Remembering a brave West Philly soldier
As the commanding officer of two U.S. Army companies that lost 17 men and had 88 wounded in a two-day firefight with the Viet Cong 50 years ago, I would like to remember one of my men and Philadelpia's own, Pfc. Donald Jerry Evans.
Evans, a mortarman, was among the 252 soldiers from Company A, First Battalion, 35th Infantry, and Company B, Second Battalion, 35th Infantry, who defended a small, swampy clearing in the central highlands west of Pleiku, near the Cambodian border, until relieved by the remainder of the First Battalion, 35th Infantry, on May 29, 1966.
The 18-year-old received the Silver Star posthumously, with this description of his heroism: Private First Class Evans continually exposed himself to the intense, hostile fire to provide effective mortar support to the rifle platoons. Although he was seriously wounded in both legs during the ensuing battle, he continued to man his position until he was assured that his comrades had taken cover from the incoming Viet Cong fire. He then waited for medical evacuation and continued to direct and encourage his comrades. Private First Class Evans died three hours later as a result of his wounds."
Evans and the others killed in that battle will be honored Monday at the annual Memorial Day service at Veterans Memorial Park in Franklin, Tenn. Bricks inscribed with name, rank, date, and place of death have been installed in the park, which I helped build.
Evans followed the flag and gave his country his full measure. Those of you who knew him will always remember him as forever young.
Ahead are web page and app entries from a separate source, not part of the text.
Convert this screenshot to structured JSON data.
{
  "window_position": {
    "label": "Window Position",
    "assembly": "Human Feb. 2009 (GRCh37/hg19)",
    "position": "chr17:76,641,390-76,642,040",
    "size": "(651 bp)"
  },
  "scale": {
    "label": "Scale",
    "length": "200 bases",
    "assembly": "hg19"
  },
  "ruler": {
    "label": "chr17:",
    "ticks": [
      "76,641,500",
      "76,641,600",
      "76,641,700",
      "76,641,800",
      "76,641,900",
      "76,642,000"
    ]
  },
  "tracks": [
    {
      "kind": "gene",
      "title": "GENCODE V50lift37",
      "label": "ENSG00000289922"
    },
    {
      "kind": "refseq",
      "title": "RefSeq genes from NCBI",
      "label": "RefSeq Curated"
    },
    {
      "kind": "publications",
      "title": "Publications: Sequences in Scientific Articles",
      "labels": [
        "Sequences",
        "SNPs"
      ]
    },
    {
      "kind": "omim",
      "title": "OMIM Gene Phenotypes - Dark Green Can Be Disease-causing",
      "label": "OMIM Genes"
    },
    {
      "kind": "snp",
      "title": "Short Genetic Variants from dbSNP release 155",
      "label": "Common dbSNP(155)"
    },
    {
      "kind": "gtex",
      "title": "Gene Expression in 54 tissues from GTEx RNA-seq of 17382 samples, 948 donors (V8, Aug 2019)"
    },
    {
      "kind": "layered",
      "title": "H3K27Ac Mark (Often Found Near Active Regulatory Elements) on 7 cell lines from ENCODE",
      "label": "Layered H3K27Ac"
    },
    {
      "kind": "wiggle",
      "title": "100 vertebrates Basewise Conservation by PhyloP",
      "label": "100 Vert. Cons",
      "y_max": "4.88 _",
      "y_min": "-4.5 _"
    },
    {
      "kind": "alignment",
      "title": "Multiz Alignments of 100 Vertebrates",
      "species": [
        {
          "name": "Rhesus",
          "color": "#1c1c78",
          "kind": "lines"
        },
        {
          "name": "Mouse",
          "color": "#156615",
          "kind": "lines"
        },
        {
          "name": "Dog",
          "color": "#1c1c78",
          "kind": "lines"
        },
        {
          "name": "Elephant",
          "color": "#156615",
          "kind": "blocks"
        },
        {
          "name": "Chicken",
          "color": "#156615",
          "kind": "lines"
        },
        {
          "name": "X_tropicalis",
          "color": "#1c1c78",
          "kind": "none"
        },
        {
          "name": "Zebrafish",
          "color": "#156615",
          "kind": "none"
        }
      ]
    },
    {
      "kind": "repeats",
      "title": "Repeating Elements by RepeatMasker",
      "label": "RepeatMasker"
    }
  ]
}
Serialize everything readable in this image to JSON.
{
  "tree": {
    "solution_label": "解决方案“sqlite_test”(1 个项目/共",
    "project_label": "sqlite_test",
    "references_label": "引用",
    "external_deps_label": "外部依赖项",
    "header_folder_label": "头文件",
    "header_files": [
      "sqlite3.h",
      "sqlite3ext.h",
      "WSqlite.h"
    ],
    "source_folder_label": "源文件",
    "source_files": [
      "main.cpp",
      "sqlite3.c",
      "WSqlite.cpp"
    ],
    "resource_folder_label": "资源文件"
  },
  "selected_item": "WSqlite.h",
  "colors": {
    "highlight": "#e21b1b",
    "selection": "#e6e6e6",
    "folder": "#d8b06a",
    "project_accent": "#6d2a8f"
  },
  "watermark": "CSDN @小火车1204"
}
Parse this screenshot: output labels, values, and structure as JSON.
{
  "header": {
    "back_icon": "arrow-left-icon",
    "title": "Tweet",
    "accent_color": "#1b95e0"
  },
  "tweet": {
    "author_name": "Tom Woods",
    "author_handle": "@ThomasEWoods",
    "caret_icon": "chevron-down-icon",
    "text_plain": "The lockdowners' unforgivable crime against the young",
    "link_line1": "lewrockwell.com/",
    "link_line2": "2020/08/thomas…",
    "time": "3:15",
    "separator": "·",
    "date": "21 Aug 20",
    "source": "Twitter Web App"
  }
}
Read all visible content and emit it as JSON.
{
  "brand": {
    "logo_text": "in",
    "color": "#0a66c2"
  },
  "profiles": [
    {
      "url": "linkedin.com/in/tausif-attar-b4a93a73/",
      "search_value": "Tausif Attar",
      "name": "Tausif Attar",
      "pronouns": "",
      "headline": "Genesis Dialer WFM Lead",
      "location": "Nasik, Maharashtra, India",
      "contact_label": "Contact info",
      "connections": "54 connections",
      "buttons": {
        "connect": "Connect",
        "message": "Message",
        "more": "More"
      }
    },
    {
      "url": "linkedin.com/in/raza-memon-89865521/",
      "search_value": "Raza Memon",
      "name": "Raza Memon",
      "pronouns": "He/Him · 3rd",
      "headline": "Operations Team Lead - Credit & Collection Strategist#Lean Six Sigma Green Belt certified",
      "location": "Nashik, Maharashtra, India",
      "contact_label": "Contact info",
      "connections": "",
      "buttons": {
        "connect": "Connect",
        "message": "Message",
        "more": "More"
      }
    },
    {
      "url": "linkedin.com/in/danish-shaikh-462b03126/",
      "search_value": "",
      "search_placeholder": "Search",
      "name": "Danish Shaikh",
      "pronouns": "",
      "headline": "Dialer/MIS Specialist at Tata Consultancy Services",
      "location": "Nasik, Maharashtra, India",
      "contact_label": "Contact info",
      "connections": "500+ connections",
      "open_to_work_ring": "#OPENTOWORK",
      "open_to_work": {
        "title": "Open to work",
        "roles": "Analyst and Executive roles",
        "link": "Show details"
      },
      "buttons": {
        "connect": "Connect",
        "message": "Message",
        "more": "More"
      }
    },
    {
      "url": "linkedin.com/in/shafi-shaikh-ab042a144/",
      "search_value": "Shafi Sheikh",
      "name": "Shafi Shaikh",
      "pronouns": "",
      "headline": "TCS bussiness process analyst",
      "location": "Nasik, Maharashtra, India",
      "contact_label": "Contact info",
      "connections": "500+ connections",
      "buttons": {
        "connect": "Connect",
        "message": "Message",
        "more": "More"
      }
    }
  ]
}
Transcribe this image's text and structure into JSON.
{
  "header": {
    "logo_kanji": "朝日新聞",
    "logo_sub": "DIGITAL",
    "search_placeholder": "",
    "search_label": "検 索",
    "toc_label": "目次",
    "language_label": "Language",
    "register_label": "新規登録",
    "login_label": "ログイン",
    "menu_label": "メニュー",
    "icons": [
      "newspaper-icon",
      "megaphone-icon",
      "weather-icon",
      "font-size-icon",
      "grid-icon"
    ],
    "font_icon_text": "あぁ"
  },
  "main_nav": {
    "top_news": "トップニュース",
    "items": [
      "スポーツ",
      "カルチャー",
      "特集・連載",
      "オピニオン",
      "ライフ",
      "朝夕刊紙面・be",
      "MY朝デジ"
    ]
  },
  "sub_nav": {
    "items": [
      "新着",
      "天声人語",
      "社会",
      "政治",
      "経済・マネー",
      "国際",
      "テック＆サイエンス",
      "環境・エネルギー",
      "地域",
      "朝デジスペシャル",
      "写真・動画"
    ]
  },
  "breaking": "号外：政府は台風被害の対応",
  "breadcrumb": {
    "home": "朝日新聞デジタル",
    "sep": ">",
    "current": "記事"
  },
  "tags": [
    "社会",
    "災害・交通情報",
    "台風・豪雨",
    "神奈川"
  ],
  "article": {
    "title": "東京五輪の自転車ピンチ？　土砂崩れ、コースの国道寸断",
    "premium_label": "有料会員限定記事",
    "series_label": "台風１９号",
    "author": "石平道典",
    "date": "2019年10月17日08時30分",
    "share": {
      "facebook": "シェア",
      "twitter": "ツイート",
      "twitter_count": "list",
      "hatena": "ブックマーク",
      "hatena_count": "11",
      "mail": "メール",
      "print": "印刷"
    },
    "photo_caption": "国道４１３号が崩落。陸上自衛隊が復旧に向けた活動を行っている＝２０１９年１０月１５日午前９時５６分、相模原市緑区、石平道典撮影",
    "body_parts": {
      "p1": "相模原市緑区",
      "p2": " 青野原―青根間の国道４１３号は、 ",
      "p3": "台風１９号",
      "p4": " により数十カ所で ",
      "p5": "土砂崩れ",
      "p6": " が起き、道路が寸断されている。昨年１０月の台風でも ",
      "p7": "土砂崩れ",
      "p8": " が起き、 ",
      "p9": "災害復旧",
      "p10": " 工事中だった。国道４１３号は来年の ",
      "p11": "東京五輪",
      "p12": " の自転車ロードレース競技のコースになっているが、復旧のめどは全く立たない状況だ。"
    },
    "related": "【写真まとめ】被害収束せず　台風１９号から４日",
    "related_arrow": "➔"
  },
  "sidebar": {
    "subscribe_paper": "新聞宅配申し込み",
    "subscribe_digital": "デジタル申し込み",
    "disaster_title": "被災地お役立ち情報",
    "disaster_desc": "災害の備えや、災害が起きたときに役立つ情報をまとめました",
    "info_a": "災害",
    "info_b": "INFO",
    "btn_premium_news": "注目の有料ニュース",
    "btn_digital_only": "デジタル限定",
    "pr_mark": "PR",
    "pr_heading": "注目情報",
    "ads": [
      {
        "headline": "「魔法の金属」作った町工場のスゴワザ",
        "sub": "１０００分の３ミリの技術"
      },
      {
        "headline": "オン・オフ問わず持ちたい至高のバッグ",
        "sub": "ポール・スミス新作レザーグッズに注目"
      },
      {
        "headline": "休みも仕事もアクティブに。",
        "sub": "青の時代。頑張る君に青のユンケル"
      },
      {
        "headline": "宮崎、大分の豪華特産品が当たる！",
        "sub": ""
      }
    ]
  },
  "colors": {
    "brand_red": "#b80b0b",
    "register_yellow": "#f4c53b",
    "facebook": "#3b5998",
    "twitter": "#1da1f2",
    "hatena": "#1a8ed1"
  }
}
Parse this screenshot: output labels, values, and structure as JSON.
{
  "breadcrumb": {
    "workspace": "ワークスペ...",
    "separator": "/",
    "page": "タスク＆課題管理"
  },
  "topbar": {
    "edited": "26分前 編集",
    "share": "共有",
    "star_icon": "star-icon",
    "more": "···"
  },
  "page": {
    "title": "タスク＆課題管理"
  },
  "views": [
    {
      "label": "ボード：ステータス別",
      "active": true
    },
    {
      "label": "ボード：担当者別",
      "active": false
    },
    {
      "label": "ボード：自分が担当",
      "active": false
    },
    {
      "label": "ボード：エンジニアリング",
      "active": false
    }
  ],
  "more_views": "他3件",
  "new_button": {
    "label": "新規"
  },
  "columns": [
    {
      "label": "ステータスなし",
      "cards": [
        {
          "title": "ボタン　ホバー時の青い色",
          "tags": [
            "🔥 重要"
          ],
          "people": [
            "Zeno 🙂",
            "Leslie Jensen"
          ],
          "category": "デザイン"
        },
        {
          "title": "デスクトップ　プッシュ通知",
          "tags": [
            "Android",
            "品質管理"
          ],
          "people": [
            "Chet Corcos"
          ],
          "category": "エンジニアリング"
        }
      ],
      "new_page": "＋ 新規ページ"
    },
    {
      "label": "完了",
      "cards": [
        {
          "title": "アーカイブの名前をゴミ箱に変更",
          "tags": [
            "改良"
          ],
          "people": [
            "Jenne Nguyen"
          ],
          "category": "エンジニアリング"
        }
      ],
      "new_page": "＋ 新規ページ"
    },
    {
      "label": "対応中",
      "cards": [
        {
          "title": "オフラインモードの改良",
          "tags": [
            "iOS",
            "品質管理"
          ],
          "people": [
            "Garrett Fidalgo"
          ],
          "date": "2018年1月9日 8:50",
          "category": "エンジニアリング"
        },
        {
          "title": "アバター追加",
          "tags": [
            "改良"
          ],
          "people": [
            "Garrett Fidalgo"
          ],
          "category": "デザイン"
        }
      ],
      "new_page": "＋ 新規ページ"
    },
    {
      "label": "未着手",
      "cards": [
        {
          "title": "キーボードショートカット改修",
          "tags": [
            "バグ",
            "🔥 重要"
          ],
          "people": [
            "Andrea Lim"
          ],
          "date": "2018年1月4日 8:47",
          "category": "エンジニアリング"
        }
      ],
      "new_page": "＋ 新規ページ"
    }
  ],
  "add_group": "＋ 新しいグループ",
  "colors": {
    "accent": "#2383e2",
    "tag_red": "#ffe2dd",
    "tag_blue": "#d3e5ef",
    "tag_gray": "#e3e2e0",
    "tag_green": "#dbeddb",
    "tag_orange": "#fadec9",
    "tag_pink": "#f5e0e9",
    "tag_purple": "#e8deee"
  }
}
The few of us who were there and served with the fallen will never forget them.
Philadelphia has every right to be proud of her sons.
|Wallace S. Tyson, retired Army colonel, Franklin, Tenn. firstname.lastname@example.org